So iTunes is this big huge mass of software that attempts to do everything at the same time and does nothing particularly well, and we’re all using it because there’s not much more else available. Talk about user choice, wooops.

Yesterday I was realising this horrible situation and started a parade of tweets:

  • I never know whether to cry at the immense UI failure that iTunes is or just laugh at it so ironically being the flagship product at Apple
  • When using iTunes I’m afraid to click on buttons because I do not know what havoc will that unravel. Things move around without explanation
  • There are buttons that turn into something else, something elses that act like buttons, data losses, weirdnesses, ugh
  • The worst is: there doesn’t seem to be anything better in Mac? (!?) 😭PLEASE PROVE ME WRONG, I BEG YOU 😭

Someone suggested Vox, which I haven’t tried yet. But seriously–only one suggestion! is that all that there is? I ended up thinking again about writing my own “player”. Except it would not be a player, or at least, not just a player, but I was thinking more about a sort of jukebox with sync. Of course I have other things to do right now so that’s probably not going to happen unless I win the lottery I don’t play.

I was in a good mood this morning so I decided to pretend I was funny and laugh at this whole mess with another tweet parade:

  • the year is 2030.
    you can do grocery shopping, pay council tax, vote for your fav eurovision artist and resolve git conflicts with iTunes
  • in 2045 iTunes finally gains sentience and writes the code for you. all commit messages mention titles of U2 songs
  • 2525 it is revealed that iTunes has acquired Skynet (to the tune of Visage’s In the Year 2525 but poignantly sung by Bono)
  • 3001: Frank Poole begs to be killed again by HAL 9000 when he sees iSkynet in action

And instead of sitting back and maliciously grin at the idea of this actually happening and how 2030 is in fact quite close in time and I could be saying “I told you so” in only 15 years, I grabbed my bike to go to Tableflip, the home of Nodebots in London, for a lighterweight NodeBots day.

Good things: it was a gorgeous day (specially compared to yesterday’s where it poured with rain for about 90% of the time), and I got lost in Dulwich which is a beautiful, albeit very adhoc and non-grid at all area, so it’s even a pleasure to get lost and wander around those streets.
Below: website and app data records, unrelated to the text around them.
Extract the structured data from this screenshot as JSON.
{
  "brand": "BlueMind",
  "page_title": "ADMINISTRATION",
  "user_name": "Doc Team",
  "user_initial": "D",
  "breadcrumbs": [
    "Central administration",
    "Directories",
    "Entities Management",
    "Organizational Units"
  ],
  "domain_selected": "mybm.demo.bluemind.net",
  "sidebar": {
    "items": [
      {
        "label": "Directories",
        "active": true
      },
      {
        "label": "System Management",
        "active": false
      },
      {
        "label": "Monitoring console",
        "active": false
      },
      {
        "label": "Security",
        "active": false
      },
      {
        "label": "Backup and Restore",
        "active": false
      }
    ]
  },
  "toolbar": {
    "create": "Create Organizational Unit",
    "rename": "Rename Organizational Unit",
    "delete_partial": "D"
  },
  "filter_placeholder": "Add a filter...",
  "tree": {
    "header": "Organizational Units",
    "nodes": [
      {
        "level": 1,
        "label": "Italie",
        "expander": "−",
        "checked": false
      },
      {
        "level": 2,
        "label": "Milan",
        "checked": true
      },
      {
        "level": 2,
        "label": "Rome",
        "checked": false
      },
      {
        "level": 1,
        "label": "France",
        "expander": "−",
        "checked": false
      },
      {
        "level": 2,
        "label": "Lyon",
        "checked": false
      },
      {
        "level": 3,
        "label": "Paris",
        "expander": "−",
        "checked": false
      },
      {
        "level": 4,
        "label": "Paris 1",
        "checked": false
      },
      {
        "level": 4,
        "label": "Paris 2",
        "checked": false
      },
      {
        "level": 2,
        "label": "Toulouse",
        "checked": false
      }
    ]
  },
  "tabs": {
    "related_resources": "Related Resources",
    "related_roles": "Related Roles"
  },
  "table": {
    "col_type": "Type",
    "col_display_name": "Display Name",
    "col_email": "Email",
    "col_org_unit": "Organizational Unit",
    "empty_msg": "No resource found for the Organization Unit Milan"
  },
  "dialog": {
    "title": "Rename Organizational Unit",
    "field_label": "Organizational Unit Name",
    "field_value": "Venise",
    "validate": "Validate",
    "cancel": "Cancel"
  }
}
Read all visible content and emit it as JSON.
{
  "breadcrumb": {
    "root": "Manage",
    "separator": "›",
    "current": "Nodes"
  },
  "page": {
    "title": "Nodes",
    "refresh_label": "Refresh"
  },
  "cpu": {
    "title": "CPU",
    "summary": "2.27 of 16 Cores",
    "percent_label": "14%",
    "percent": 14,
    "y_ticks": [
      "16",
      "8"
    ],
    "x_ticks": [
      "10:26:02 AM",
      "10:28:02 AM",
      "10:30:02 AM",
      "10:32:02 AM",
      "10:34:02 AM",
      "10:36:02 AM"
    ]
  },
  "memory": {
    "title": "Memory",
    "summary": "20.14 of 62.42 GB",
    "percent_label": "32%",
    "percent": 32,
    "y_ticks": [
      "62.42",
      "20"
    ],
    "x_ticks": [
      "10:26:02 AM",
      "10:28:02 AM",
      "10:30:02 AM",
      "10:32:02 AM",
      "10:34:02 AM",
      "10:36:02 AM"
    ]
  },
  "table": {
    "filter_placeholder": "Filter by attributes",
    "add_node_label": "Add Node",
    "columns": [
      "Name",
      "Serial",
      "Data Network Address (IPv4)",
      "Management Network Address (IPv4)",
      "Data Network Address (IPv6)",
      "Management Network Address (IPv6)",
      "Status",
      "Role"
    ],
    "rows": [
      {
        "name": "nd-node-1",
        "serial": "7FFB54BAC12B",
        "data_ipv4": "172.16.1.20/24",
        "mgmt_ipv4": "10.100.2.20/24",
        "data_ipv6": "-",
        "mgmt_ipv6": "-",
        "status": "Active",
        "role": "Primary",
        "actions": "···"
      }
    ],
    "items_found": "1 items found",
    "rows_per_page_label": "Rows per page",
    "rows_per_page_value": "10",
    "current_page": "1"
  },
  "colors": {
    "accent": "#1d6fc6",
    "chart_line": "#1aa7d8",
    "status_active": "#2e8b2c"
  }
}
Bad things: there was nothing bad about getting lost because there was absolutely no rush at any point during the day.

Oli was a fantastic host and he made us bacon sarnies and coffee. Their space is a-ma-zing. It’s full of tools old and new, and equipment and things and dust from sawing and weird mechanical and chemical smells, and flying things in various sizes and shapes, and there’s some other business where someone is building bikes. BIKES!!! It’s all super cool and I came back very excited about making stuff, even if I just managed to sort of use Johnny Five to control a servo:

Meanwhile, Tom was hacking on his Maschina and making it emit various sounds with JavaScript, Alex was transferring PCB positives onto another surface using an electric iron and two other guys were doing fantastic hacky stuff as well. I also got to hear about Fritzing and it looks really good.

I’m glad I got to use part of the equipment in the Spark core kit I got at JSConf.US 2014 which I still hadn’t had time to use. I’m sad I didn’t get to use the Spark core itself because the nodeschool nodebots workshop is designed for Arduinos and I wanted to see something happen physically and not just emulated, but I am certain I’ll be able to research this before iTunes can also talk to Spark devices via iPay or whatever.

Playing with hardware is fun. I am an almost total newbie in this field. I keep forgetting which pin is the N pin for LEDs (it’s the short one, I just looked it up today). I keep forgetting how to read resistors and how to connect things together. It’s all fine: it’s on the internets, somewhere, or alternatively it comes back to me once I get started. I have absolutely no expectations for what I’ll do and so I can’t let myself down if I forget everything from the last time I played with hardware. It’s OK. It’s a game. It’s fine to forget the rules, you can always re-read them.

And if you haven’t had enough future scenarios, here’s also this very funny article: A horror story that starts with Twitter.